__INPUT MATERIAL__.
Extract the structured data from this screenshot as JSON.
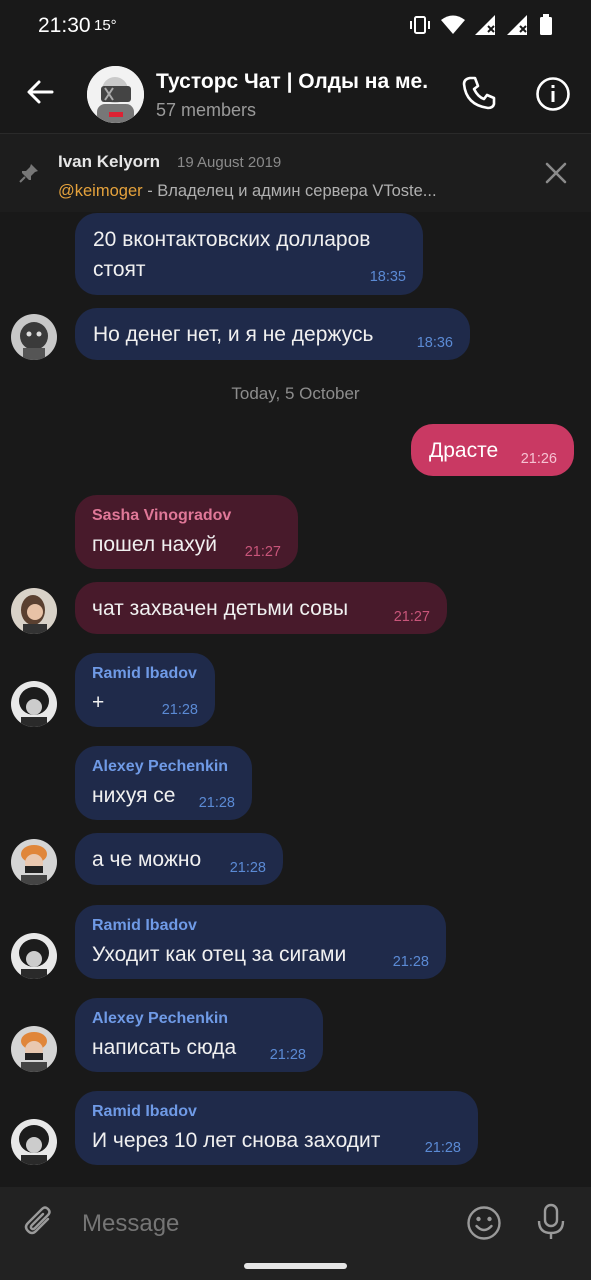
{
  "status_bar": {
    "time": "21:30",
    "temperature": "15°"
  },
  "header": {
    "title": "Тусторс Чат | Олды на ме.",
    "subtitle": "57 members"
  },
  "pinned": {
    "author": "Ivan Kelyorn",
    "date": "19 August 2019",
    "mention": "@keimoger",
    "text": " - Владелец и админ сервера VToste..."
  },
  "date_separator": "Today, 5 October",
  "messages": [
    {
      "text1": "20 вконтактовских долларов",
      "text2": "стоят",
      "time": "18:35"
    },
    {
      "text": "Но денег нет, и я не держусь",
      "time": "18:36"
    },
    {
      "text": "Драсте",
      "time": "21:26"
    },
    {
      "sender": "Sasha Vinogradov",
      "text": "пошел нахуй",
      "time": "21:27"
    },
    {
      "text": "чат захвачен детьми совы",
      "time": "21:27"
    },
    {
      "sender": "Ramid Ibadov",
      "text": "+",
      "time": "21:28"
    },
    {
      "sender": "Alexey Pechenkin",
      "text": "нихуя се",
      "time": "21:28"
    },
    {
      "text": "а че можно",
      "time": "21:28"
    },
    {
      "sender": "Ramid Ibadov",
      "text": "Уходит как отец за сигами",
      "time": "21:28"
    },
    {
      "sender": "Alexey Pechenkin",
      "text": "написать сюда",
      "time": "21:28"
    },
    {
      "sender": "Ramid Ibadov",
      "text": "И через 10 лет снова заходит",
      "time": "21:28"
    }
  ],
  "input": {
    "placeholder": "Message"
  },
  "colors": {
    "background": "#191919",
    "bubble_incoming": "#1f2a4a",
    "bubble_sasha": "#481a2b",
    "bubble_outgoing": "#c93963",
    "mention": "#e5a23c",
    "sender_blue": "#6f9ae6"
  },
  "icons": [
    "back-arrow-icon",
    "phone-icon",
    "info-icon",
    "pin-icon",
    "close-icon",
    "paperclip-icon",
    "emoji-icon",
    "microphone-icon"
  ]
}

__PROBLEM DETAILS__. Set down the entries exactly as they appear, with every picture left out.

__RESULT FOR THIS EXERCISE__.
Extract the structured data from this screenshot as JSON.
{
  "status_bar": {
    "time": "21:30",
    "temperature": "15°"
  },
  "header": {
    "title": "Тусторс Чат | Олды на ме.",
    "subtitle": "57 members"
  },
  "pinned": {
    "author": "Ivan Kelyorn",
    "date": "19 August 2019",
    "mention": "@keimoger",
    "text": " - Владелец и админ сервера VToste..."
  },
  "date_separator": "Today, 5 October",
  "messages": [
    {
      "text1": "20 вконтактовских долларов",
      "text2": "стоят",
      "time": "18:35"
    },
    {
      "text": "Но денег нет, и я не держусь",
      "time": "18:36"
    },
    {
      "text": "Драсте",
      "time": "21:26"
    },
    {
      "sender": "Sasha Vinogradov",
      "text": "пошел нахуй",
      "time": "21:27"
    },
    {
      "text": "чат захвачен детьми совы",
      "time": "21:27"
    },
    {
      "sender": "Ramid Ibadov",
      "text": "+",
      "time": "21:28"
    },
    {
      "sender": "Alexey Pechenkin",
      "text": "нихуя се",
      "time": "21:28"
    },
    {
      "text": "а че можно",
      "time": "21:28"
    },
    {
      "sender": "Ramid Ibadov",
      "text": "Уходит как отец за сигами",
      "time": "21:28"
    },
    {
      "sender": "Alexey Pechenkin",
      "text": "написать сюда",
      "time": "21:28"
    },
    {
      "sender": "Ramid Ibadov",
      "text": "И через 10 лет снова заходит",
      "time": "21:28"
    }
  ],
  "input": {
    "placeholder": "Message"
  },
  "colors": {
    "background": "#191919",
    "bubble_incoming": "#1f2a4a",
    "bubble_sasha": "#481a2b",
    "bubble_outgoing": "#c93963",
    "mention": "#e5a23c",
    "sender_blue": "#6f9ae6"
  },
  "icons": [
    "back-arrow-icon",
    "phone-icon",
    "info-icon",
    "pin-icon",
    "close-icon",
    "paperclip-icon",
    "emoji-icon",
    "microphone-icon"
  ]
}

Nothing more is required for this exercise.